Urea toxicity

Producer Question from 2010

Q:  How much urea can be consumed daily by range cattle on low quality pasture grass before urea toxicity becomes a concern? (January 21, 2010)

A:  Urea supplies part of the protein equivalent in many of the commercial supplements formulated for beef cattle today. Urea is a non-protein nitrogen (NPN) compound. The urea used in livestock feeds is a synthetic compound. Urea is also used in the fertilizer industry and when nitrogen fertilizer goes up, so does the price of urea.

Feeds are analyzed for nitrogen in the laboratory to determine their crude protein. Protein averages 16 percent nitrogen. Thus the percent nitrogen multiplied by 6-1/4 gives the percent crude protein analysis. Therefore, urea with 45 percent nitrogen has a protein equivalent of 281 percent (45 x 6-1/4) for ruminants. Urea with 42 percent nitrogen has a protein equivalent of 262 percent (42 x 6-1/4). This is the reason urea with 45 percent nitrogen or 42 percent nitrogen is often designated as "281" or "262" urea, respectively.

Urea is broken down in the rumen by enzymes and the NH group from urea is attached to the carbohydrate change to make bacterial protein.
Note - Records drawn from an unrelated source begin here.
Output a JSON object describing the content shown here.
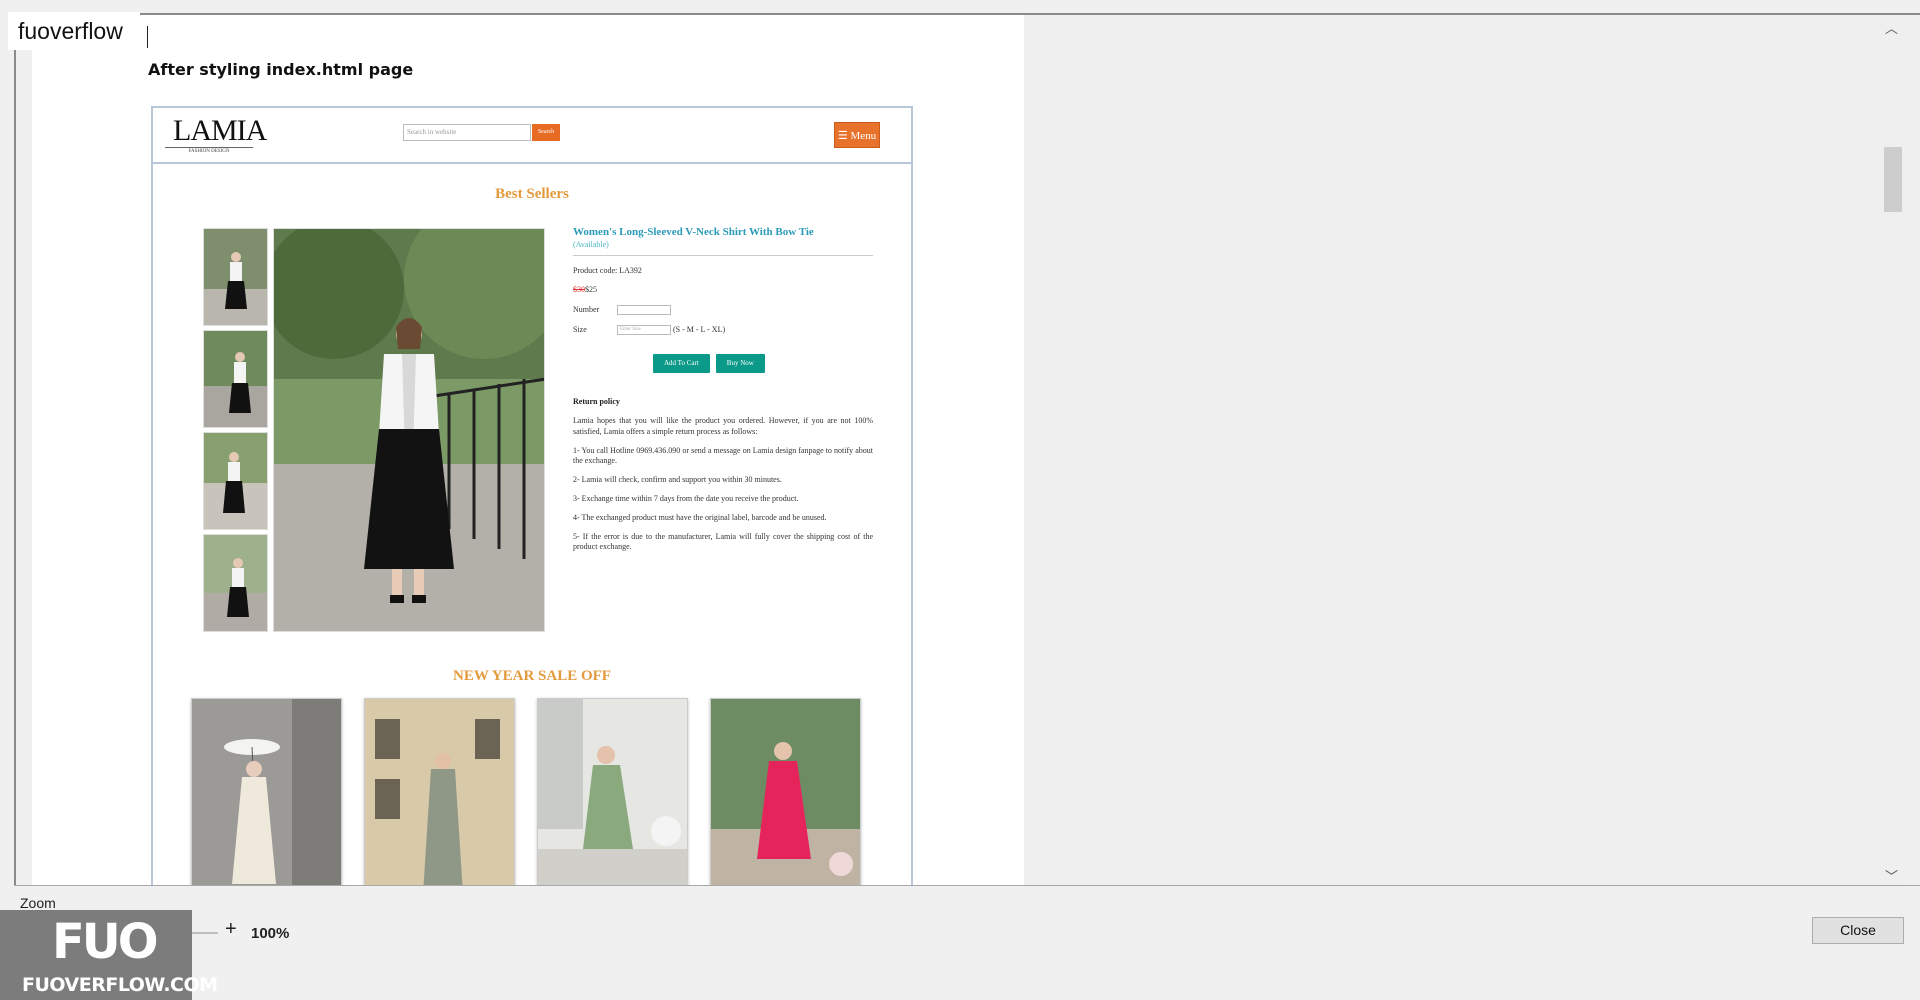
{
  "window": {
    "brand": "fuoverflow",
    "close_label": "Close"
  },
  "zoom": {
    "label": "Zoom",
    "minus": "-",
    "plus": "+",
    "value": "100%",
    "level_percent": 100
  },
  "watermark": {
    "logo": "FUO",
    "text": "FUOVERFLOW.COM"
  },
  "document": {
    "caption": "After styling index.html page"
  },
  "site": {
    "logo": "LAMIA",
    "logo_sub": "FASHION DESIGN",
    "search_placeholder": "Search in website",
    "search_button": "Search",
    "menu_button": "☰ Menu",
    "best_sellers": "Best Sellers",
    "product": {
      "title": "Women's Long-Sleeved V-Neck Shirt With Bow Tie",
      "availability": "(Available)",
      "code": "Product code: LA392",
      "old_price": "$30",
      "price": "$25",
      "number_label": "Number",
      "size_label": "Size",
      "size_placeholder": "Enter Size",
      "size_hint": "(S - M - L - XL)",
      "add_to_cart": "Add To Cart",
      "buy_now": "Buy Now"
    },
    "return_policy": {
      "title": "Return policy",
      "intro": "Lamia hopes that you will like the product you ordered. However, if you are not 100% satisfied, Lamia offers a simple return process as follows:",
      "items": [
        "1- You call Hotline 0969.436.090 or send a message on Lamia design fanpage to notify about the exchange.",
        "2- Lamia will check, confirm and support you within 30 minutes.",
        "3- Exchange time within 7 days from the date you receive the product.",
        "4- The exchanged product must have the original label, barcode and be unused.",
        "5- If the error is due to the manufacturer, Lamia will fully cover the shipping cost of the product exchange."
      ]
    },
    "new_year_title": "NEW YEAR SALE OFF"
  }
}
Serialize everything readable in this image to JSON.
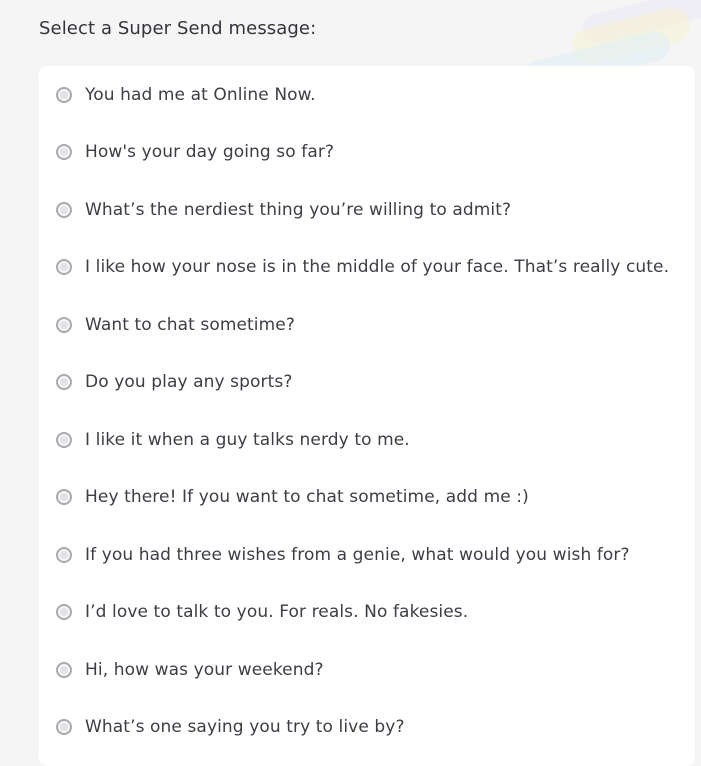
{
  "header": {
    "title": "Select a Super Send message:"
  },
  "options": [
    {
      "label": "You had me at Online Now."
    },
    {
      "label": "How's your day going so far?"
    },
    {
      "label": "What’s the nerdiest thing you’re willing to admit?"
    },
    {
      "label": "I like how your nose is in the middle of your face. That’s really cute."
    },
    {
      "label": "Want to chat sometime?"
    },
    {
      "label": "Do you play any sports?"
    },
    {
      "label": "I like it when a guy talks nerdy to me."
    },
    {
      "label": "Hey there! If you want to chat sometime, add me :)"
    },
    {
      "label": "If you had three wishes from a genie, what would you wish for?"
    },
    {
      "label": "I’d love to talk to you. For reals. No fakesies."
    },
    {
      "label": "Hi, how was your weekend?"
    },
    {
      "label": "What’s one saying you try to live by?"
    }
  ],
  "colors": {
    "background": "#f5f5f6",
    "card": "#ffffff",
    "text": "#3d3d45",
    "radio_border": "#a9aaae"
  }
}
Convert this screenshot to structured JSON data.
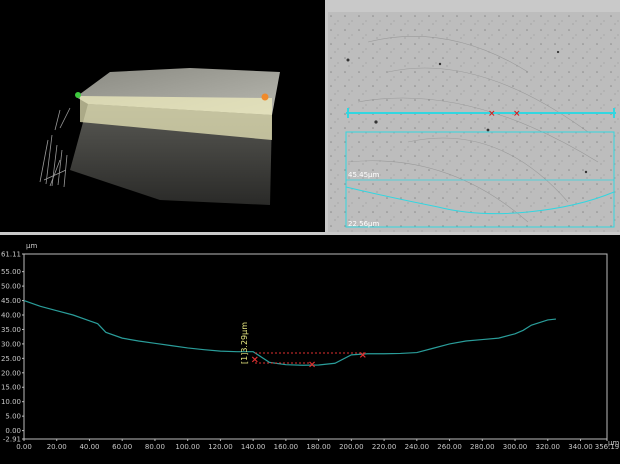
{
  "micrograph": {
    "width_label": "45.45μm",
    "bottom_label": "22.56μm"
  },
  "profile": {
    "y_unit": "μm",
    "x_unit": "μm",
    "y_ticks": [
      "61.11",
      "55.00",
      "50.00",
      "45.00",
      "40.00",
      "35.00",
      "30.00",
      "25.00",
      "20.00",
      "15.00",
      "10.00",
      "5.00",
      "0.00",
      "-2.91"
    ],
    "x_ticks": [
      "0.00",
      "20.00",
      "40.00",
      "60.00",
      "80.00",
      "100.00",
      "120.00",
      "140.00",
      "160.00",
      "180.00",
      "200.00",
      "220.00",
      "240.00",
      "260.00",
      "280.00",
      "300.00",
      "320.00",
      "340.00",
      "356.19"
    ],
    "annotation": "[1]3.29μm",
    "colors": {
      "profile_line": "#2a9d9a",
      "marker": "#e03030",
      "annotation": "#e6e680"
    }
  },
  "chart_data": {
    "type": "line",
    "xlabel": "μm",
    "ylabel": "μm",
    "xlim": [
      0,
      356.19
    ],
    "ylim": [
      -2.91,
      61.11
    ],
    "grid": false,
    "series": [
      {
        "x": [
          0,
          10,
          20,
          30,
          40,
          45,
          50,
          60,
          70,
          80,
          90,
          100,
          110,
          120,
          130,
          140,
          150,
          160,
          170,
          180,
          190,
          200,
          210,
          220,
          230,
          240,
          250,
          260,
          270,
          280,
          290,
          300,
          305,
          310,
          320,
          325
        ],
        "y": [
          45.0,
          43.0,
          41.5,
          40.0,
          38.0,
          37.0,
          34.0,
          32.0,
          31.0,
          30.2,
          29.4,
          28.6,
          28.0,
          27.5,
          27.3,
          27.3,
          23.6,
          22.8,
          22.6,
          22.7,
          23.3,
          26.2,
          26.6,
          26.6,
          26.7,
          27.0,
          28.5,
          30.0,
          31.0,
          31.5,
          32.0,
          33.5,
          34.7,
          36.5,
          38.3,
          38.6
        ]
      }
    ],
    "markers": [
      {
        "x": 141,
        "y": 24.6
      },
      {
        "x": 176,
        "y": 22.8
      },
      {
        "x": 207,
        "y": 26.2
      }
    ],
    "annotation": {
      "text": "[1]3.29μm",
      "value": 3.29
    }
  }
}
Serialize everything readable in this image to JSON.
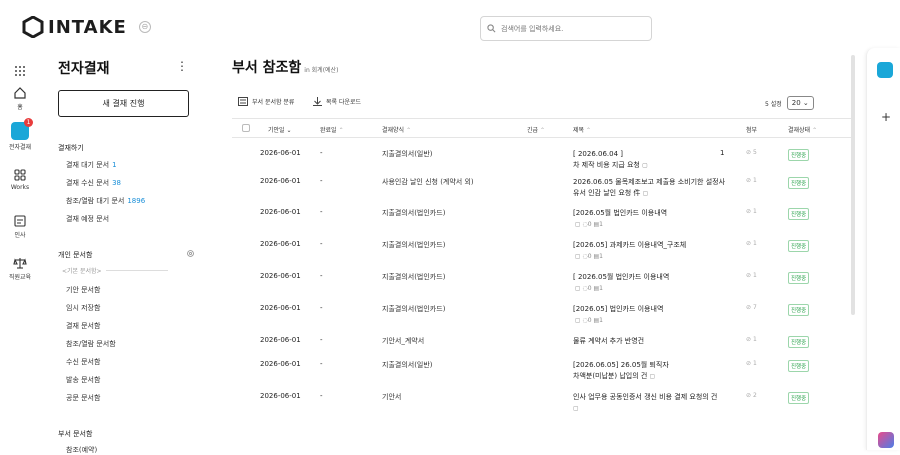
{
  "brand": {
    "name": "INTAKE"
  },
  "search": {
    "placeholder": "검색어를 입력하세요."
  },
  "rail": {
    "home": "홈",
    "approval": "전자결재",
    "approval_badge": "1",
    "works": "Works",
    "hr": "인사",
    "edu": "직원교육"
  },
  "sidebar": {
    "title": "전자결재",
    "new_button": "새 결재 진행",
    "section_approve": "결재하기",
    "items_approve": [
      {
        "label": "결재 대기 문서",
        "count": "1"
      },
      {
        "label": "결재 수신 문서",
        "count": "38"
      },
      {
        "label": "참조/열람 대기 문서",
        "count": "1896"
      },
      {
        "label": "결재 예정 문서",
        "count": ""
      }
    ],
    "section_personal": "개인 문서함",
    "divider_label": "<기본 문서함>",
    "items_personal": [
      "기안 문서함",
      "임시 저장함",
      "결재 문서함",
      "참조/열람 문서함",
      "수신 문서함",
      "발송 문서함",
      "공문 문서함"
    ],
    "section_dept": "부서 문서함",
    "dept_partial": "참조(예약)"
  },
  "main": {
    "title": "부서 참조함",
    "subtitle": "in 회계(예산)",
    "tool_classify": "부서 문서함 분류",
    "tool_download": "목록 다운로드",
    "page_size_label": "5 설정",
    "page_size": "20"
  },
  "table": {
    "headers": {
      "draft_date": "기안일",
      "done_date": "완료일",
      "form": "결재양식",
      "urgent": "긴급",
      "title": "제목",
      "attach": "첨부",
      "status": "결재상태"
    },
    "rows": [
      {
        "date": "2026-06-01",
        "done": "-",
        "form": "지출결의서(일반)",
        "title": "[ 2026.06.04 ]",
        "title2": "차 제작 비용 지급 요청",
        "num": "1",
        "att": "5",
        "status": "진행중"
      },
      {
        "date": "2026-06-01",
        "done": "-",
        "form": "사용인감 날인 신청 (계약서 외)",
        "title": "2026.06.05 물목제조보고 제출용 소비기한 설정사",
        "title2": "유서 인감 날인 요청 件",
        "num": "",
        "att": "1",
        "status": "진행중"
      },
      {
        "date": "2026-06-01",
        "done": "-",
        "form": "지출결의서(법인카드)",
        "title": "[2026.05월 법인카드 이용내역",
        "title2": "",
        "num": "",
        "att": "1",
        "status": "진행중"
      },
      {
        "date": "2026-06-01",
        "done": "-",
        "form": "지출결의서(법인카드)",
        "title": "[2026.05] 과제카드 이용내역_구조체",
        "title2": "",
        "num": "",
        "att": "1",
        "status": "진행중"
      },
      {
        "date": "2026-06-01",
        "done": "-",
        "form": "지출결의서(법인카드)",
        "title": "[ 2026.05월 법인카드 이용내역",
        "title2": "",
        "num": "",
        "att": "1",
        "status": "진행중"
      },
      {
        "date": "2026-06-01",
        "done": "-",
        "form": "지출결의서(법인카드)",
        "title": "[2026.05] 법인카드 이용내역",
        "title2": "",
        "num": "",
        "att": "7",
        "status": "진행중"
      },
      {
        "date": "2026-06-01",
        "done": "-",
        "form": "기안서_계약서",
        "title": "물류 계약서 추가 반영건",
        "title2": "",
        "num": "",
        "att": "1",
        "status": "진행중"
      },
      {
        "date": "2026-06-01",
        "done": "-",
        "form": "지출결의서(일반)",
        "title": "[2026.06.05] 26.05월 퇴직자",
        "title2": "차액분(미납분) 납입의 건",
        "num": "",
        "att": "1",
        "status": "진행중"
      },
      {
        "date": "2026-06-01",
        "done": "-",
        "form": "기안서",
        "title": "인사 업무용 공동인증서 갱신 비용 결제 요청의 건",
        "title2": "",
        "num": "",
        "att": "2",
        "status": "진행중"
      }
    ],
    "meta": {
      "comments": "0",
      "files": "1"
    }
  },
  "colors": {
    "accent": "#1aa7d8",
    "status_green": "#2da44e",
    "count_blue": "#1a8fd8"
  }
}
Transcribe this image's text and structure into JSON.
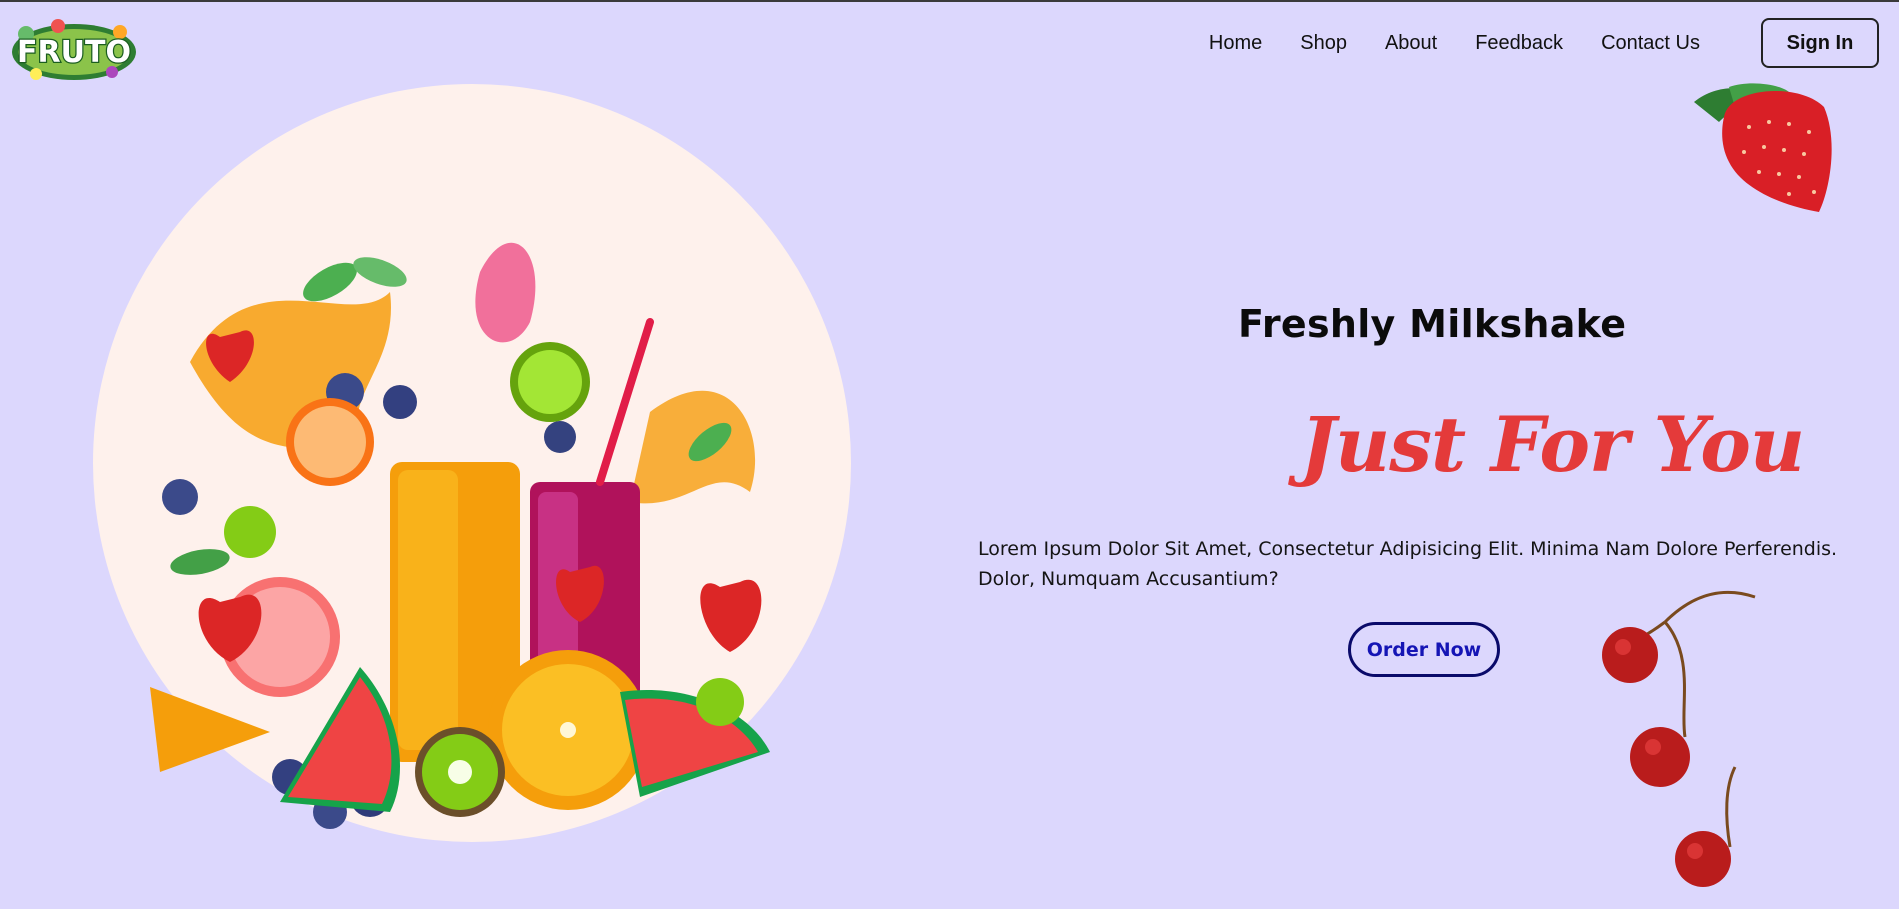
{
  "header": {
    "logo_text": "FRUTO",
    "nav": [
      {
        "label": "Home"
      },
      {
        "label": "Shop"
      },
      {
        "label": "About"
      },
      {
        "label": "Feedback"
      },
      {
        "label": "Contact Us"
      }
    ],
    "signin_label": "Sign In"
  },
  "hero": {
    "subtitle": "Freshly Milkshake",
    "headline": "Just For You",
    "description": "Lorem Ipsum Dolor Sit Amet, Consectetur Adipisicing Elit. Minima Nam Dolore Perferendis. Dolor, Numquam Accusantium?",
    "cta_label": "Order Now"
  },
  "colors": {
    "page_bg": "#dcd7fd",
    "circle_bg": "#fef1ec",
    "headline": "#e43a3a",
    "cta_text": "#1515b5",
    "cta_border": "#0a0a6a"
  }
}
Microorganisms must have energy and carbohydrates to use urea to make protein. It is important to have ammonia released simultaneously with available energy and carbon skeletons for ammonia to be converted to microbial protein. Starch from grain is the best source of energy for urea utilization. Molasses is good, but its highly fermentable sugars are used up too quickly and may not get good utilization from the urea. Energy (carbohydrate chain needed by the rumen bugs to make bacterial protein) from roughages is made available slowly in the rumen and therefore the urea is only partially used in these diets. Thus cattle on high-grain rations can derive a larger percentage of their protein needs from urea and cattle on roughage diets cannot, although they can derive some.

My point with this discussion is that cows on forage diets that are protein deficient, only a small portion of that protein deficiency could be met using urea. So cows that are protein deficient when consuming forage diets, urea should only be a small part of the protein supplement and using this thought process, these cows should not experience urea toxicity.

The information that I found indicates that there are a lot of factors that need to be considered when determining urea toxicity, so its not easy to say at what amount of urea consumption it will be toxic. What cattle are eating, water consumption, if cattle are thin, how quickly the urea is being consumed, etc. Data suggest urea toxicity can occur when consumption is 15 grams per 100 lb of body weight and the consumption occurred in a 30 to 60 minute period.

Dr. Rick Rasby Dr. Rick Rasby, Professor of Animal Science
Animal Science, University of Nebraska - Lincoln, Lincoln, NE